Return all of the material, keeping each line exactly as it is.

═══

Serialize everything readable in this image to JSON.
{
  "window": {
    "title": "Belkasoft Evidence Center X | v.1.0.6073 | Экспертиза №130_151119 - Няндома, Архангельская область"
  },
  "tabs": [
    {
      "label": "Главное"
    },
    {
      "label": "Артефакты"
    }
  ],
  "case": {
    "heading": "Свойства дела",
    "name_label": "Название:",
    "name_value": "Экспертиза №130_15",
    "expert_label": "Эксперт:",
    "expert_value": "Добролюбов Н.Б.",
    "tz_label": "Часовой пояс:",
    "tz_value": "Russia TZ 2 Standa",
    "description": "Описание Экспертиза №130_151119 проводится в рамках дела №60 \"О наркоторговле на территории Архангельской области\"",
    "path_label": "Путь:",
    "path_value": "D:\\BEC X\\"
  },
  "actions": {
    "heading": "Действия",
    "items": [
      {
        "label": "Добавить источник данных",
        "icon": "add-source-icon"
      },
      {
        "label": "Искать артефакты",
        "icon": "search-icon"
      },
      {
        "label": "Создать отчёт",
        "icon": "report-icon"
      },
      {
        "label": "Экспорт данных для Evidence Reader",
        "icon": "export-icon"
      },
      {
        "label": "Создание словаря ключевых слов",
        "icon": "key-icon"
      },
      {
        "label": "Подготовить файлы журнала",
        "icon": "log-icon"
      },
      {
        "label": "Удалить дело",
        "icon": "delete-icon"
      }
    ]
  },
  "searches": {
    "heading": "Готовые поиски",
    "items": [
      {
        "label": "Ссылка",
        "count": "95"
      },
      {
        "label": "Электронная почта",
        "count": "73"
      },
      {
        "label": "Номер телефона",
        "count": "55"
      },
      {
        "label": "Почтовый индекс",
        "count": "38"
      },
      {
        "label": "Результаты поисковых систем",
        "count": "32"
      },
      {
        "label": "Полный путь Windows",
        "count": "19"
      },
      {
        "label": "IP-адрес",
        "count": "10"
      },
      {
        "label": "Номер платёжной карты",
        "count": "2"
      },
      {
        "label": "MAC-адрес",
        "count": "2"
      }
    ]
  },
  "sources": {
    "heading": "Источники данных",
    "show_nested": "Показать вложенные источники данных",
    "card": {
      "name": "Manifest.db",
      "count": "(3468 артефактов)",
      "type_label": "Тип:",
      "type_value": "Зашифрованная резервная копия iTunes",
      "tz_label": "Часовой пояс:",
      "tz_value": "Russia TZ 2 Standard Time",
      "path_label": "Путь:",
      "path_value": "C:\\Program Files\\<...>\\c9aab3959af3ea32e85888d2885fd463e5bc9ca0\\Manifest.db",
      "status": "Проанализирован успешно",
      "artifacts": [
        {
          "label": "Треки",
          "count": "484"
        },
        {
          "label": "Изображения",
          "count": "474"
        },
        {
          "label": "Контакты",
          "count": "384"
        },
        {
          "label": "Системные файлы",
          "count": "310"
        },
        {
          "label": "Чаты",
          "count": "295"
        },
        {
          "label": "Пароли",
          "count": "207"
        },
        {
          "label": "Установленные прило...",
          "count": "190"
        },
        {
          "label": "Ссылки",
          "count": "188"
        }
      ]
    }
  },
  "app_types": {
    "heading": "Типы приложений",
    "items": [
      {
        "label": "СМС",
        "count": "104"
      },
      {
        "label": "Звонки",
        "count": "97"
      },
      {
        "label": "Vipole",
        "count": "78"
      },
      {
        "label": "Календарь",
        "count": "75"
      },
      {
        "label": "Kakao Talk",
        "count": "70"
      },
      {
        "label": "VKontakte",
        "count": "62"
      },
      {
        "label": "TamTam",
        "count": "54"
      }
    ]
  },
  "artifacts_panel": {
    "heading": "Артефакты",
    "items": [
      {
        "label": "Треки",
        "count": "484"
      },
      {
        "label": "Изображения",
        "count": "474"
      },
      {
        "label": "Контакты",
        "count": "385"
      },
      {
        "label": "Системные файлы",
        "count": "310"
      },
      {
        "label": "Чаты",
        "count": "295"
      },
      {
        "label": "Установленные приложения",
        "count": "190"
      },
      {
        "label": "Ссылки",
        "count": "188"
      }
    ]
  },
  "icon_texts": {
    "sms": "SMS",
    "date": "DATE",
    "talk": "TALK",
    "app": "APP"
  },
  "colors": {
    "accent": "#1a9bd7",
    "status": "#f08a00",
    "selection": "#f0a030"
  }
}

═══

■ Expected output
Serialize everything readable in this image to JSON.
{
  "window": {
    "title": "Belkasoft Evidence Center X | v.1.0.6073 | Экспертиза №130_151119 - Няндома, Архангельская область"
  },
  "tabs": [
    {
      "label": "Главное"
    },
    {
      "label": "Артефакты"
    }
  ],
  "case": {
    "heading": "Свойства дела",
    "name_label": "Название:",
    "name_value": "Экспертиза №130_15",
    "expert_label": "Эксперт:",
    "expert_value": "Добролюбов Н.Б.",
    "tz_label": "Часовой пояс:",
    "tz_value": "Russia TZ 2 Standa",
    "description": "Описание Экспертиза №130_151119 проводится в рамках дела №60 \"О наркоторговле на территории Архангельской области\"",
    "path_label": "Путь:",
    "path_value": "D:\\BEC X\\"
  },
  "actions": {
    "heading": "Действия",
    "items": [
      {
        "label": "Добавить источник данных",
        "icon": "add-source-icon"
      },
      {
        "label": "Искать артефакты",
        "icon": "search-icon"
      },
      {
        "label": "Создать отчёт",
        "icon": "report-icon"
      },
      {
        "label": "Экспорт данных для Evidence Reader",
        "icon": "export-icon"
      },
      {
        "label": "Создание словаря ключевых слов",
        "icon": "key-icon"
      },
      {
        "label": "Подготовить файлы журнала",
        "icon": "log-icon"
      },
      {
        "label": "Удалить дело",
        "icon": "delete-icon"
      }
    ]
  },
  "searches": {
    "heading": "Готовые поиски",
    "items": [
      {
        "label": "Ссылка",
        "count": "95"
      },
      {
        "label": "Электронная почта",
        "count": "73"
      },
      {
        "label": "Номер телефона",
        "count": "55"
      },
      {
        "label": "Почтовый индекс",
        "count": "38"
      },
      {
        "label": "Результаты поисковых систем",
        "count": "32"
      },
      {
        "label": "Полный путь Windows",
        "count": "19"
      },
      {
        "label": "IP-адрес",
        "count": "10"
      },
      {
        "label": "Номер платёжной карты",
        "count": "2"
      },
      {
        "label": "MAC-адрес",
        "count": "2"
      }
    ]
  },
  "sources": {
    "heading": "Источники данных",
    "show_nested": "Показать вложенные источники данных",
    "card": {
      "name": "Manifest.db",
      "count": "(3468 артефактов)",
      "type_label": "Тип:",
      "type_value": "Зашифрованная резервная копия iTunes",
      "tz_label": "Часовой пояс:",
      "tz_value": "Russia TZ 2 Standard Time",
      "path_label": "Путь:",
      "path_value": "C:\\Program Files\\<...>\\c9aab3959af3ea32e85888d2885fd463e5bc9ca0\\Manifest.db",
      "status": "Проанализирован успешно",
      "artifacts": [
        {
          "label": "Треки",
          "count": "484"
        },
        {
          "label": "Изображения",
          "count": "474"
        },
        {
          "label": "Контакты",
          "count": "384"
        },
        {
          "label": "Системные файлы",
          "count": "310"
        },
        {
          "label": "Чаты",
          "count": "295"
        },
        {
          "label": "Пароли",
          "count": "207"
        },
        {
          "label": "Установленные прило...",
          "count": "190"
        },
        {
          "label": "Ссылки",
          "count": "188"
        }
      ]
    }
  },
  "app_types": {
    "heading": "Типы приложений",
    "items": [
      {
        "label": "СМС",
        "count": "104"
      },
      {
        "label": "Звонки",
        "count": "97"
      },
      {
        "label": "Vipole",
        "count": "78"
      },
      {
        "label": "Календарь",
        "count": "75"
      },
      {
        "label": "Kakao Talk",
        "count": "70"
      },
      {
        "label": "VKontakte",
        "count": "62"
      },
      {
        "label": "TamTam",
        "count": "54"
      }
    ]
  },
  "artifacts_panel": {
    "heading": "Артефакты",
    "items": [
      {
        "label": "Треки",
        "count": "484"
      },
      {
        "label": "Изображения",
        "count": "474"
      },
      {
        "label": "Контакты",
        "count": "385"
      },
      {
        "label": "Системные файлы",
        "count": "310"
      },
      {
        "label": "Чаты",
        "count": "295"
      },
      {
        "label": "Установленные приложения",
        "count": "190"
      },
      {
        "label": "Ссылки",
        "count": "188"
      }
    ]
  },
  "icon_texts": {
    "sms": "SMS",
    "date": "DATE",
    "talk": "TALK",
    "app": "APP"
  },
  "colors": {
    "accent": "#1a9bd7",
    "status": "#f08a00",
    "selection": "#f0a030"
  }
}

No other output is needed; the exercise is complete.